Posted: By Jon Peddie 07.14.20
|Ripping threads with AMD. (Source: Siora Photography)|
AMD has been demonstrating the scalability of the Zen core design with Epyc, Ryzen, and now Threadripper processors for over two years now, and doesn’t seem to be slowing down. The result has been design win after design win, entry into segments the company hasn’t been in for many years, and newfound respect from the industry.
With the introduction of the Threadripper Pro 39xxWX, AMD has blown the top off of the workstation market in multiple vectors. The largest memory space: 2 TB DDR5, the most cores at 64 per processor, highest clock in a workstation processor (4.3 GHz), and, a tier-one hero OEM partner, Lenovo, with others on the way. (See story at TechWatch).
The new Threadripper is a great proposition for customers. With that large memory space and high core count, the Threadriper eliminates the need for an additional processor for many workstation applications resulting in big savings and better performance.
I wonder why AMD’s share price keeps going up?
AMD introduced four new Threadripper segments with the Pro and 85 possible configurations.
|AMD Ryzen Threadripper Pro||Cores/threads||Clock: Boost/base, GHz||Total (l2+l3) cache, MB|
|AMD Threadripper Pro product categories. (Source: AMD)|
AMD says the 3995WX can outperform two Intel Xeon 8280s by 27%, and on Xeon 3275 by 136%, running Cinebench R20 NT. Cinebench Release 20 reflects the overall advancements to CPU and rendering technology.
|AMD Threadripper Pro 3995WX beats the cinemarks out of Xeon. (Source: AMD)|
The Cinebench R20 Single-Core Score tells you how fast the CPU is when only a single Core is used.
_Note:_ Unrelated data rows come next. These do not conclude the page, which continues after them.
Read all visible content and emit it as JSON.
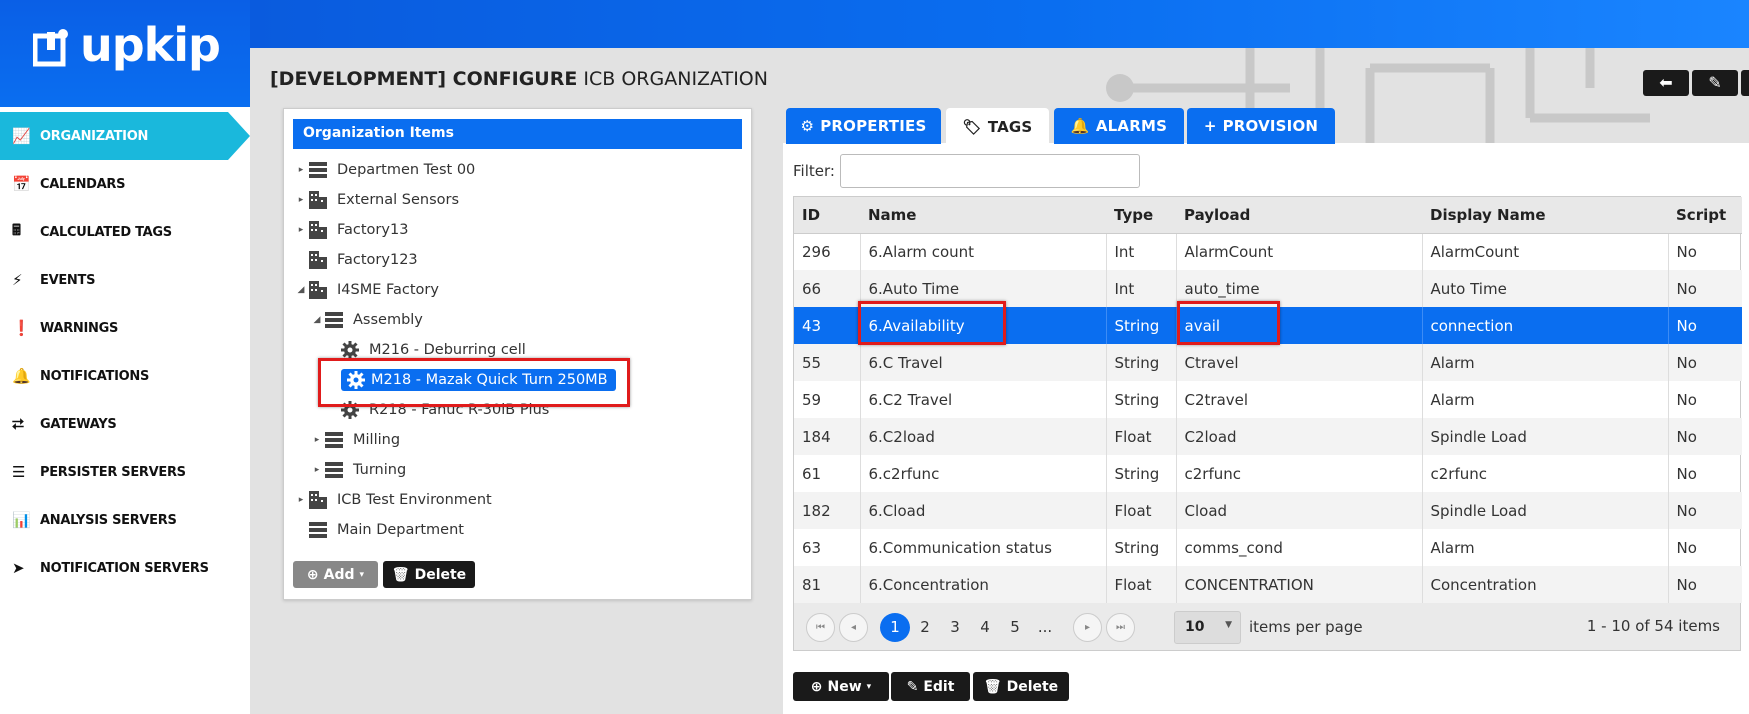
{
  "app": {
    "logo_text": "upkip"
  },
  "sidebar": {
    "items": [
      {
        "label": "ORGANIZATION",
        "icon": "area-chart-icon"
      },
      {
        "label": "CALENDARS",
        "icon": "calendar-icon"
      },
      {
        "label": "CALCULATED TAGS",
        "icon": "calculator-icon"
      },
      {
        "label": "EVENTS",
        "icon": "bolt-icon"
      },
      {
        "label": "WARNINGS",
        "icon": "exclamation-circle-icon"
      },
      {
        "label": "NOTIFICATIONS",
        "icon": "bell-icon"
      },
      {
        "label": "GATEWAYS",
        "icon": "sitemap-icon"
      },
      {
        "label": "PERSISTER SERVERS",
        "icon": "server-icon"
      },
      {
        "label": "ANALYSIS SERVERS",
        "icon": "bar-chart-icon"
      },
      {
        "label": "NOTIFICATION SERVERS",
        "icon": "paper-plane-icon"
      }
    ]
  },
  "header": {
    "title_bold": "[DEVELOPMENT] CONFIGURE",
    "title_rest": "ICB ORGANIZATION",
    "buttons": [
      "back-icon",
      "pencil-icon"
    ]
  },
  "tree": {
    "header": "Organization Items",
    "items": [
      {
        "label": "Departmen Test 00",
        "icon": "server-icon"
      },
      {
        "label": "External Sensors",
        "icon": "building-icon"
      },
      {
        "label": "Factory13",
        "icon": "building-icon"
      },
      {
        "label": "Factory123",
        "icon": "building-icon"
      },
      {
        "label": "I4SME Factory",
        "icon": "building-icon"
      },
      {
        "label": "Assembly",
        "icon": "server-icon"
      },
      {
        "label": "M216 - Deburring cell",
        "icon": "gear-icon"
      },
      {
        "label": "M218 - Mazak Quick Turn 250MB",
        "icon": "gear-icon"
      },
      {
        "label": "R218 - Fanuc R-30iB Plus",
        "icon": "gear-icon"
      },
      {
        "label": "Milling",
        "icon": "server-icon"
      },
      {
        "label": "Turning",
        "icon": "server-icon"
      },
      {
        "label": "ICB Test Environment",
        "icon": "building-icon"
      },
      {
        "label": "Main Department",
        "icon": "server-icon"
      }
    ],
    "add_label": "Add",
    "delete_label": "Delete"
  },
  "tabs": [
    {
      "label": "PROPERTIES",
      "icon": "gear-icon"
    },
    {
      "label": "TAGS",
      "icon": "tag-icon"
    },
    {
      "label": "ALARMS",
      "icon": "bell-icon"
    },
    {
      "label": "PROVISION",
      "icon": "plus-icon"
    }
  ],
  "filter": {
    "label": "Filter:",
    "value": ""
  },
  "grid": {
    "columns": [
      "ID",
      "Name",
      "Type",
      "Payload",
      "Display Name",
      "Script"
    ],
    "rows": [
      [
        "296",
        "6.Alarm count",
        "Int",
        "AlarmCount",
        "AlarmCount",
        "No"
      ],
      [
        "66",
        "6.Auto Time",
        "Int",
        "auto_time",
        "Auto Time",
        "No"
      ],
      [
        "43",
        "6.Availability",
        "String",
        "avail",
        "connection",
        "No"
      ],
      [
        "55",
        "6.C Travel",
        "String",
        "Ctravel",
        "Alarm",
        "No"
      ],
      [
        "59",
        "6.C2 Travel",
        "String",
        "C2travel",
        "Alarm",
        "No"
      ],
      [
        "184",
        "6.C2load",
        "Float",
        "C2load",
        "Spindle Load",
        "No"
      ],
      [
        "61",
        "6.c2rfunc",
        "String",
        "c2rfunc",
        "c2rfunc",
        "No"
      ],
      [
        "182",
        "6.Cload",
        "Float",
        "Cload",
        "Spindle Load",
        "No"
      ],
      [
        "63",
        "6.Communication status",
        "String",
        "comms_cond",
        "Alarm",
        "No"
      ],
      [
        "81",
        "6.Concentration",
        "Float",
        "CONCENTRATION",
        "Concentration",
        "No"
      ]
    ]
  },
  "pager": {
    "pages": [
      "1",
      "2",
      "3",
      "4",
      "5",
      "..."
    ],
    "current": "1",
    "page_size": "10",
    "items_per_page_label": "items per page",
    "range_text": "1 - 10 of 54 items"
  },
  "actions": {
    "new_label": "New",
    "edit_label": "Edit",
    "delete_label": "Delete"
  },
  "colors": {
    "accent": "#0a6ef0",
    "sidebar_active": "#1ab8dc",
    "highlight": "#e01b1b"
  }
}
This is often a good metric for Software and Viewport snappiness and overall active work performance.
|Lenovo’s new ThinkStation 620 powered by AMD Threadripping processor. (Source: CDC)|
Lenovo says they worked with AMD to develop an air-cooled design.
Lenovo and their subcontractors designed the motherboard that is used in the Lenovo ThinkStation P620 workstation. As of now, AMD doesn’t have any plans to release the design to COTS mobo suppliers and will only offer it to qualified OEMs and maybe some SIs. AMD also introduced a new chipset for the 39xxWX, the SWXS.
What do we think?
AMD has beaten Moore’s Law’s; flattening the curve by going to a chiplet design. If one Zen chiplet has 8-cores, then there are 8 such chiplets in the Threadripper Pro, plus some other bits. A smaller die, even at 7 nm, will give a higher yield per wafer. If AMD has a robust and high-performance network fabric that allows all those die to sing in harmony, on time, and in tune, then the scaling opportunities are exciting. Where Amdahl’s law will kick in, we don’t know, but surely AMD does. And that asymptote may be somewhat mitigated by caches, which AMD has expanded in the Pro.
AMD is definitely on a winning track and should be able to parlay this Zen design for the next four to five years.